This process began to develop in France 1968, but was never brought to fruition because of the active opposition of the reformist leaders of the unions and workers’ political parties. On the other hand, there was no genuine Marxist organization that was large enough or politically rooted enough to wage a struggle against the established reformist leaders, arguing a revolutionary course. This same combination of factors is fundamentally to blame for the numerous failed revolutions in the 20th century.
The experience of France 1968 provided yet another glimpse of what is possible. Instead of workplaces, schools, and other institutions being run top-down by bosses and appointed administrators, they could be run by elected councils of workers, students, etc. Weekly or monthly workplace meetings could recall unaccountable representatives, and become a forum for debate and genuine, local, participatory democracy. Workplace and community councils could send delegates to regional and national councils, forming a government of, by, and for working people.
A socialist democracy would have nothing in common with the totalitarian bureaucracies that presided over the Soviet Union and other so-called Communist regimes. Although these Stalinist countries had elements of a socialist planned economy, they were not truly socialist because working-class people did not democratically control society. Instead, the corruption and repression by the ruling bureaucracy ultimately led to economic collapse and mass rebellion.

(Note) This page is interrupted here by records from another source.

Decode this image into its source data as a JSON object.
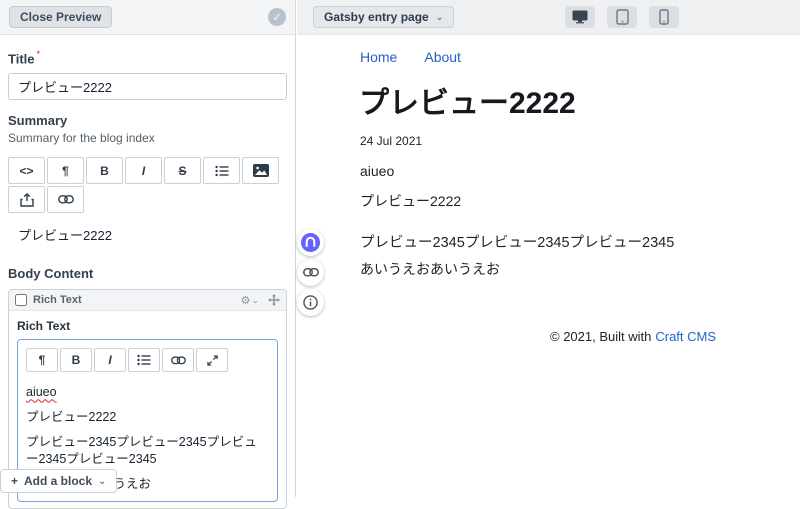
{
  "glyphs": {
    "code": "<>",
    "paragraph": "¶",
    "bold": "B",
    "italic": "I",
    "strike": "S",
    "plus": "+",
    "chevron": "⌄",
    "gear": "⚙",
    "check": "✓"
  },
  "colors": {
    "link_blue": "#2262cc",
    "focus_border": "#71a7db",
    "logo_purple": "#6364ff",
    "required_red": "#cf1124"
  },
  "editor": {
    "header": {
      "close_label": "Close Preview"
    },
    "title_field": {
      "label": "Title",
      "required_mark": "*",
      "value": "プレビュー2222"
    },
    "summary_field": {
      "label": "Summary",
      "instructions": "Summary for the blog index",
      "toolbar_icons": [
        "code",
        "paragraph",
        "bold",
        "italic",
        "strikethrough",
        "bullet-list",
        "image",
        "export",
        "link"
      ],
      "content": "プレビュー2222"
    },
    "body_content": {
      "label": "Body Content",
      "block": {
        "title": "Rich Text",
        "field_label": "Rich Text",
        "toolbar_icons": [
          "paragraph",
          "bold",
          "italic",
          "bullet-list",
          "link",
          "expand"
        ],
        "paragraphs": [
          "aiueo",
          "プレビュー2222",
          "プレビュー2345プレビュー2345プレビュー2345プレビュー2345",
          "あいうえおあいうえお"
        ]
      },
      "add_block_label": "Add a block"
    }
  },
  "preview": {
    "header": {
      "target_label": "Gatsby entry page",
      "devices": [
        "desktop",
        "tablet",
        "phone"
      ]
    },
    "site": {
      "nav": [
        "Home",
        "About"
      ],
      "title": "プレビュー2222",
      "date": "24 Jul 2021",
      "paragraphs": [
        "aiueo",
        "プレビュー2222",
        "プレビュー2345プレビュー2345プレビュー2345",
        "あいうえおあいうえお"
      ],
      "footer_text": "© 2021, Built with",
      "footer_link": "Craft CMS"
    }
  },
  "floating_toolbar": {
    "icons": [
      "logo",
      "copy-link",
      "info"
    ]
  }
}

On the other hand, workplace democracy and democratic planning, combined with a massive program of education, could unleash the deep, untapped wells of human creativity, now crushed under repressive workplace environments, poverty, and unemployment. This coordinated collective ingenuity, combined with the elimination of the colossal waste caused by capitalism, could open the doors to a sustainable, peaceful society of plenty.
Ty Moore, Justice #40, September-October 2004
“Efficiency” Under Capitalism
- Islands of obscene wealth exist amid oceans of extreme poverty. The annual income of the poorest 47% of the world’s population, nearly 3 billion people, equals the fortunes of the world’s 225 richest individuals ($1 trillion).
- Global military budgets consume another $1 trillion per year (the Pentagon accounts for almost half this). Just a fraction of this sum could provide toilet facilities for the 2.5 billion people who lack them.
- 80% of disease in developing countries is due to a lack of sanitation facilities. The World Health Organization explains: “Half of all hospital beds in developing countries are full of people suffering from waterborne diseases. Human waste is responsible…” Waterborn diseases account for 6,000 of the 30,000 children who die each day from preventable diseases.
Are these gross misallocations of global resources necessary? Would society fall apart if the average American CEO wasn’t paid more in 1.2 days than the average American worker makes all year long? The ideologues for capitalism defend such inequities, but fortunately a growing majority of humanity has rejected such nonsense.
In their own words…
“The only moral virtue of war is that it compels the capitalist system to look itself in the face and admit it is a fraud.” – Helen Keller from “The Menace of Militarism”
“I still consider myself a socialist. I think that particularly now in the U.S. with the education crisis, the housing crisis, the health crisis, the jobs crisis, we need to place discussions of socialism on our agenda.” – Angela Davis, Leading African-American feminist and anti-prison activist
“The philosophers have only interpreted the world, in various ways; the point is to change it.” – Karl Marx